An immutable container library for python

development, immutable, container, functional
pip install immut==0.2.0



An immutable container library for Python

Use case

The intended use case for this library is to create named immutable container classes to use in an application. This would be particularly useful for value objects. Create an immutable container to hold a bunch of data with named fields and pass it freely around the application knowing that the contents will not be modified after creation.

Example usage

pip install immut
from immut import ImmutableContainer

ResponseModel = ImmutableContainer('ResponseModel', 'message', 'code')
response = ResponseModel(message='success')
response.message  # returns 'success'
response.code  # returns None

# The fields can be anything
u = User('jonathan')
RequestModel = ImmutableContainer('RequestModel', 'user')
request = RequestModel(user=u)


The sole API is for creating a container.

ImmutableContainer(container_name, *fields)


  • container_name the name of the class for the container (string). Generally, simply set it to the name of the variable you are assigning to.
  • fields each field is a string representing the fields that this container will have

Returns A dynamically generated immutable container

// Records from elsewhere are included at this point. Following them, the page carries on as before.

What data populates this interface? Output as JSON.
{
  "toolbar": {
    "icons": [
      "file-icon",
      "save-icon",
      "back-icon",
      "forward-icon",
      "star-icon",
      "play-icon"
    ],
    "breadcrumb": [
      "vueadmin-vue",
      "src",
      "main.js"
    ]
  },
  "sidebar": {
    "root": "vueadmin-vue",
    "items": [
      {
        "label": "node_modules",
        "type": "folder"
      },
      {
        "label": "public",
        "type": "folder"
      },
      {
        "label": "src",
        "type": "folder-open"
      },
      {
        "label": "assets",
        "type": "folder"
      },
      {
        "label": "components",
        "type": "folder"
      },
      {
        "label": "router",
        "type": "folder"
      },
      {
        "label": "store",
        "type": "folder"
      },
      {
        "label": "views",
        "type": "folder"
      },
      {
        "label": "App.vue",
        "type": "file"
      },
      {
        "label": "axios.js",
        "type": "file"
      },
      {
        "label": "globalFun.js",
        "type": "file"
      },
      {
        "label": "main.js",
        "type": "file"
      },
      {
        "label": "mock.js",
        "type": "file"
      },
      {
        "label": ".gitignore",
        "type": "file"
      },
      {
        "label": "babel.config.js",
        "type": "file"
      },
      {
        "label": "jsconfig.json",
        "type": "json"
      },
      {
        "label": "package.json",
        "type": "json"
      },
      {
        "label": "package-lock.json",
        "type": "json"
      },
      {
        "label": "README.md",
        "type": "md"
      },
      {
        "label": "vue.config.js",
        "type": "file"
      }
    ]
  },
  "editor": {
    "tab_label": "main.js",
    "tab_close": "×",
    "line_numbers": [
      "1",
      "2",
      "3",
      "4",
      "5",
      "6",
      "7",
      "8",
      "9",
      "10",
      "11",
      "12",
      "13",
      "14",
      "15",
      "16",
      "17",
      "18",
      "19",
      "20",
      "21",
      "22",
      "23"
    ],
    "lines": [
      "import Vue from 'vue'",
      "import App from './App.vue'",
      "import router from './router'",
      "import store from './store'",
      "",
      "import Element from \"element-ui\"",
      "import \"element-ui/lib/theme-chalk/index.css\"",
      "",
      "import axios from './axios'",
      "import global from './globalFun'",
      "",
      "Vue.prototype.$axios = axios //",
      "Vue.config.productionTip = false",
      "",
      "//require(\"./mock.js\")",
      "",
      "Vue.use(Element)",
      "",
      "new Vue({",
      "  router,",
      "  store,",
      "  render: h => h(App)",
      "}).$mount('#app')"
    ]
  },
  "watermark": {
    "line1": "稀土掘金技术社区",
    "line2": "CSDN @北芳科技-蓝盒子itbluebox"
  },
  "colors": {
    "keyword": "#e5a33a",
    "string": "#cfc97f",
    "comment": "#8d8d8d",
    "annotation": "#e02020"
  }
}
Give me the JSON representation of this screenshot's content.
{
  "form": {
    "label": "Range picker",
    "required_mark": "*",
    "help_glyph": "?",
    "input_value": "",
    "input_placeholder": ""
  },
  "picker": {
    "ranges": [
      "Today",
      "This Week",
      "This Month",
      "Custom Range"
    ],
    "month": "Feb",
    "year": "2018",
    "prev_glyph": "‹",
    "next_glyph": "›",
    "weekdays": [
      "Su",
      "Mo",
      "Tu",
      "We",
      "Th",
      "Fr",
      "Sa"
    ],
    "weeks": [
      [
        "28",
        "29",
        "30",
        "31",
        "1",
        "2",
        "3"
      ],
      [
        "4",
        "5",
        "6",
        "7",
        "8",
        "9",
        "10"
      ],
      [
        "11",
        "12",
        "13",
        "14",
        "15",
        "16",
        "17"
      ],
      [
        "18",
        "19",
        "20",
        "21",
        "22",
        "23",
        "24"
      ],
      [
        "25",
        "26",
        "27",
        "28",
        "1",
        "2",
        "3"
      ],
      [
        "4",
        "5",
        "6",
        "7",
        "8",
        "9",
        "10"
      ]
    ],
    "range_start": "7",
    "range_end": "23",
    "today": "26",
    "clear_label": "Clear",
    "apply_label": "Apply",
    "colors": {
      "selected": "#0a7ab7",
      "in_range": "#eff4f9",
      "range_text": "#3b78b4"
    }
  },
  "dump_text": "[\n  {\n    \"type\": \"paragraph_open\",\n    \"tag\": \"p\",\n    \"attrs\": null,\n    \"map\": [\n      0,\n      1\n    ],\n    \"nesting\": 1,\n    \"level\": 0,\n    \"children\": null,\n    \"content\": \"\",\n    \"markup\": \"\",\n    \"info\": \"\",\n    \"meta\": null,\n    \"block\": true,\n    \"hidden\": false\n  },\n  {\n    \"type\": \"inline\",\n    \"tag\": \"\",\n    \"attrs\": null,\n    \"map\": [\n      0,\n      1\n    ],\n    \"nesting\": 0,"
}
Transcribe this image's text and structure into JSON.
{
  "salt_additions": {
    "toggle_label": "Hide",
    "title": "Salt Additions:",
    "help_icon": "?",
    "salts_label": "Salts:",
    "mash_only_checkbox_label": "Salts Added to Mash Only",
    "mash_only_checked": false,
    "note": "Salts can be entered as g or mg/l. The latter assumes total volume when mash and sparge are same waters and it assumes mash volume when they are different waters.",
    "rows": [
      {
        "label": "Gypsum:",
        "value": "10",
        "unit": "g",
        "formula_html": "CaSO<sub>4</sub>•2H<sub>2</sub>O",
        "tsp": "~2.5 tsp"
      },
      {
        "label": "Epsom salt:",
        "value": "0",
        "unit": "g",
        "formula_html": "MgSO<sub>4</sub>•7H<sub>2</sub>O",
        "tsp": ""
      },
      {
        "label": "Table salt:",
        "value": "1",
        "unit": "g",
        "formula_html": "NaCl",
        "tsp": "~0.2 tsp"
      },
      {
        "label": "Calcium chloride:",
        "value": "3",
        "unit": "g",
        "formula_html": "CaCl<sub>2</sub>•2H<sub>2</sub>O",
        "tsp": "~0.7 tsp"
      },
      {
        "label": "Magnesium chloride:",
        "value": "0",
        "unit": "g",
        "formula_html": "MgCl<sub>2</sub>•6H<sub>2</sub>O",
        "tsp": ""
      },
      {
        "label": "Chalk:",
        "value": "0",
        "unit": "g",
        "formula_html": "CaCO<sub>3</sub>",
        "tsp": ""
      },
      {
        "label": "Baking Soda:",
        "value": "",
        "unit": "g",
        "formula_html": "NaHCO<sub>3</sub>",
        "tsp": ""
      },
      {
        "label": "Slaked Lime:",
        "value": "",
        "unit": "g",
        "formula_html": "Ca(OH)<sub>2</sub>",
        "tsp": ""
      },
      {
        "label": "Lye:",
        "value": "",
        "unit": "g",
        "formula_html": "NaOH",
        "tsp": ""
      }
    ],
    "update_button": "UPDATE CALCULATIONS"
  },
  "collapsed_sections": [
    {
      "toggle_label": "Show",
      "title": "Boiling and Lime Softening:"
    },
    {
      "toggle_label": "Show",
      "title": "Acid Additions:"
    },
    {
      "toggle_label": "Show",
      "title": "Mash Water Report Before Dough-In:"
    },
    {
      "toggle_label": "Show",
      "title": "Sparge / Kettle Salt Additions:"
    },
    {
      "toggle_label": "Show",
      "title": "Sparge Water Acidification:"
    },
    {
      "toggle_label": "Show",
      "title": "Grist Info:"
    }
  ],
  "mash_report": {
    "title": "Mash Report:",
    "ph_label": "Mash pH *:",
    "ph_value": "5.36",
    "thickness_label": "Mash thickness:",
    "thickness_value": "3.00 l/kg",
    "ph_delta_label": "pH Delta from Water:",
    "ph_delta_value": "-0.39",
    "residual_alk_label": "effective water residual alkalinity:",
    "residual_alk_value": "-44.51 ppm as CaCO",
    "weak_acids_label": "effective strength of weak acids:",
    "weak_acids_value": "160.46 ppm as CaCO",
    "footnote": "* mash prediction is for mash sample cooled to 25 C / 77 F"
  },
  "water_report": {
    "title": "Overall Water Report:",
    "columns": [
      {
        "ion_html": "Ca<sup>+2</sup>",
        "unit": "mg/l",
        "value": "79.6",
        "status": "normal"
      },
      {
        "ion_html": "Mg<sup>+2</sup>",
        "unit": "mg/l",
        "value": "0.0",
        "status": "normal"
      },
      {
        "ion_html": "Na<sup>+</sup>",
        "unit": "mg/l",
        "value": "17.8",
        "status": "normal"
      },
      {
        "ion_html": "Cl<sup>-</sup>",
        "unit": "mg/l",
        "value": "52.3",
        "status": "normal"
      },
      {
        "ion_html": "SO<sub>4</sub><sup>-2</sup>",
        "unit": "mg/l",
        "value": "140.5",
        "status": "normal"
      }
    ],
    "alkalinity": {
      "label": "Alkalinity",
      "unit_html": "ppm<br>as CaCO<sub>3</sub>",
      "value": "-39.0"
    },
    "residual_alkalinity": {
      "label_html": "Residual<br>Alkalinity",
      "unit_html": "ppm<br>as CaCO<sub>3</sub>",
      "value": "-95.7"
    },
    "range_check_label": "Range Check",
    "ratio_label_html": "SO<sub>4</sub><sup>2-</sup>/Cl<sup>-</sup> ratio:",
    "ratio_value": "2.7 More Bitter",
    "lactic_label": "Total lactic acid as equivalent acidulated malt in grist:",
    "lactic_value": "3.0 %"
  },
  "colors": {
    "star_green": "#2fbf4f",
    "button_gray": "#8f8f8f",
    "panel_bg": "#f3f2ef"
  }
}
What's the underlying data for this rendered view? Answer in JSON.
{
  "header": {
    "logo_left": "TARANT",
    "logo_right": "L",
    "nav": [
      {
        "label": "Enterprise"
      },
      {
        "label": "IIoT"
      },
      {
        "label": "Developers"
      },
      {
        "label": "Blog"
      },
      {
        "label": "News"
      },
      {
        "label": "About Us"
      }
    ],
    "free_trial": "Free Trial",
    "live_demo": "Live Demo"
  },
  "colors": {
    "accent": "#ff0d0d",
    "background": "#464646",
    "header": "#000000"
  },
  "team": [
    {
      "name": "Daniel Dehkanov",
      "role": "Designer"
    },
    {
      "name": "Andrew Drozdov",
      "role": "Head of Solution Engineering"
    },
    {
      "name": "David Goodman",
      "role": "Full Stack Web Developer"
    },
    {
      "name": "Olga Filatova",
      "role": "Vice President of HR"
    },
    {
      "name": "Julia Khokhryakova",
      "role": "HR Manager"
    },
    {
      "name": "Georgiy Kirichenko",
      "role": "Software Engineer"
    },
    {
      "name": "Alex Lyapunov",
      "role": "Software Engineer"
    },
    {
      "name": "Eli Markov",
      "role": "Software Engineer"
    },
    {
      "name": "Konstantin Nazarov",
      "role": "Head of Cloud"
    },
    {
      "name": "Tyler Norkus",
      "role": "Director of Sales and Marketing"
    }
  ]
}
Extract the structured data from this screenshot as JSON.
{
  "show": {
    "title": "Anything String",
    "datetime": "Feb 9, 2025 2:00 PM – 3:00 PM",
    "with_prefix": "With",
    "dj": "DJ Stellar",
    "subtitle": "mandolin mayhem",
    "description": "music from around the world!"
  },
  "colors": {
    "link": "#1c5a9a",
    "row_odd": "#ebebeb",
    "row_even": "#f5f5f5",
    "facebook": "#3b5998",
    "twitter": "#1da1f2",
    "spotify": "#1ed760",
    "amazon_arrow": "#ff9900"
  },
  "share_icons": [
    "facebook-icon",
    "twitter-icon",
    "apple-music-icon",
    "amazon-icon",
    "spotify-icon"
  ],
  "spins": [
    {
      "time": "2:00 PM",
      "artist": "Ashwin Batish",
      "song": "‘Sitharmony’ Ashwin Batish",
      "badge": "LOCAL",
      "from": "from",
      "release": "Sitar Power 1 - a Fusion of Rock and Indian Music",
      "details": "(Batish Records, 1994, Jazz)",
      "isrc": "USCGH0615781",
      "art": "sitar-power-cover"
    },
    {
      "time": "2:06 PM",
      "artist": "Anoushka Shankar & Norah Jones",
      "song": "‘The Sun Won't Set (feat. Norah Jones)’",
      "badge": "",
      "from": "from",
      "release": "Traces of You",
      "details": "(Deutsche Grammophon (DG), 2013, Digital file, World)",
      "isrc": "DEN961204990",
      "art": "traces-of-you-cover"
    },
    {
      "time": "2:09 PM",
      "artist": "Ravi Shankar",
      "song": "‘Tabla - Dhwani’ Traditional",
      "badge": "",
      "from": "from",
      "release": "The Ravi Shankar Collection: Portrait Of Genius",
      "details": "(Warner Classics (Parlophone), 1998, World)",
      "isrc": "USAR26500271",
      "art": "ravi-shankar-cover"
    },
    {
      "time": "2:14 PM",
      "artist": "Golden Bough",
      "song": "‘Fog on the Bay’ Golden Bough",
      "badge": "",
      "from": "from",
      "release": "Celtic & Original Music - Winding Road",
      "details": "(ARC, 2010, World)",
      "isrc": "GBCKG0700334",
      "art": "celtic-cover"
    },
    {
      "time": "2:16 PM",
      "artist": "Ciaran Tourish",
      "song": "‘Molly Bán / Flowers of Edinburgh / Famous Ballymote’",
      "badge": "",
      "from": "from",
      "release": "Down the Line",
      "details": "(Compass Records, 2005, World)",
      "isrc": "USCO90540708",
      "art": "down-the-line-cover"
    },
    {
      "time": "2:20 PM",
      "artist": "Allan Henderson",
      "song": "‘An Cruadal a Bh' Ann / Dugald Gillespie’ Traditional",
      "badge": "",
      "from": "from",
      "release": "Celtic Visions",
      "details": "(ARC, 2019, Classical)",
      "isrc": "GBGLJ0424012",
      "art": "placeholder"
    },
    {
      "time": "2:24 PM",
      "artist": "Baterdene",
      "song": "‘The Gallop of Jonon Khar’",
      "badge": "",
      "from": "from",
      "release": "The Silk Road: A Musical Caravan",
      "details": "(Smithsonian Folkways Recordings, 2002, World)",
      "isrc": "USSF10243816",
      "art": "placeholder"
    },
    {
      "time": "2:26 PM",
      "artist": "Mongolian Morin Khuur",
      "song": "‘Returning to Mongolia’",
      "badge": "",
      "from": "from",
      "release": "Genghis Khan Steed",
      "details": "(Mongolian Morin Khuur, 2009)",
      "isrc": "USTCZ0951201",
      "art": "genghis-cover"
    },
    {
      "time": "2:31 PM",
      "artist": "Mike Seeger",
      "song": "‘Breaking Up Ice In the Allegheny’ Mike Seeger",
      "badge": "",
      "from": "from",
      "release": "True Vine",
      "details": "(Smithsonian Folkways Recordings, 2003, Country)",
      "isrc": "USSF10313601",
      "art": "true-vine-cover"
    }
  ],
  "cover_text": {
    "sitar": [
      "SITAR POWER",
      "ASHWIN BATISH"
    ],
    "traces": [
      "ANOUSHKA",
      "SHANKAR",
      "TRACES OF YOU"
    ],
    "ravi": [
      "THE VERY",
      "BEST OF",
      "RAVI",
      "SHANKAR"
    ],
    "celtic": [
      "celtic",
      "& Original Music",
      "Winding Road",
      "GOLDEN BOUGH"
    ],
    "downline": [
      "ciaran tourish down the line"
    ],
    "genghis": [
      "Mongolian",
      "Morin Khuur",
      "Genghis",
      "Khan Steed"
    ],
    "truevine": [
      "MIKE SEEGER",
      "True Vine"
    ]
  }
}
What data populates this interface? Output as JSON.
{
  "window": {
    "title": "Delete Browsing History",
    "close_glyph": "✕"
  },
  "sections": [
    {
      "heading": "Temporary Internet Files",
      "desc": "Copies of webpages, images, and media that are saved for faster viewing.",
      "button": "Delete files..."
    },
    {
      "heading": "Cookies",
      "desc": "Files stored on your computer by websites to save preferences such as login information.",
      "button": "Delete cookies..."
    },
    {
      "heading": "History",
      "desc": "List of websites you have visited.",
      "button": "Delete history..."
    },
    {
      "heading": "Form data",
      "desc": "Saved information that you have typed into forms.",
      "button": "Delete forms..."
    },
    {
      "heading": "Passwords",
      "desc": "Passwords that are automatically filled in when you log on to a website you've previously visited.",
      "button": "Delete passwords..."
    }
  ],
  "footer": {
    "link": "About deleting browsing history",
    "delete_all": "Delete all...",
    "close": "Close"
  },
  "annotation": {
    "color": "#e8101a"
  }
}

  • Trying to set a specified field on the immutable container after creation will raise an AttributeError.
  • Setting a non-specified field in the constructor will raise a ValueError
    • Setting a non-specified field on the container after construction is allowed, but is not recommended as it is outside the scope of the use case and is bad python programming practice in general.
  • Non-initialized fields in the constructor will return None when accessed.


I know this isn't the most pythonic or useful library in the world. It was conceived as a way for me to learn how meta classes work. However, it has its uses, and it is well tested.

Differences with collections.namedtuple

There are many similarities with this library and collections.namedtuple. The main difference is in the behavior with initialization. With a namedtuple, each defined attribute must be initialized in the constructor but with this container library, attributes are initialized to None by default if they are unspecified in the constructor.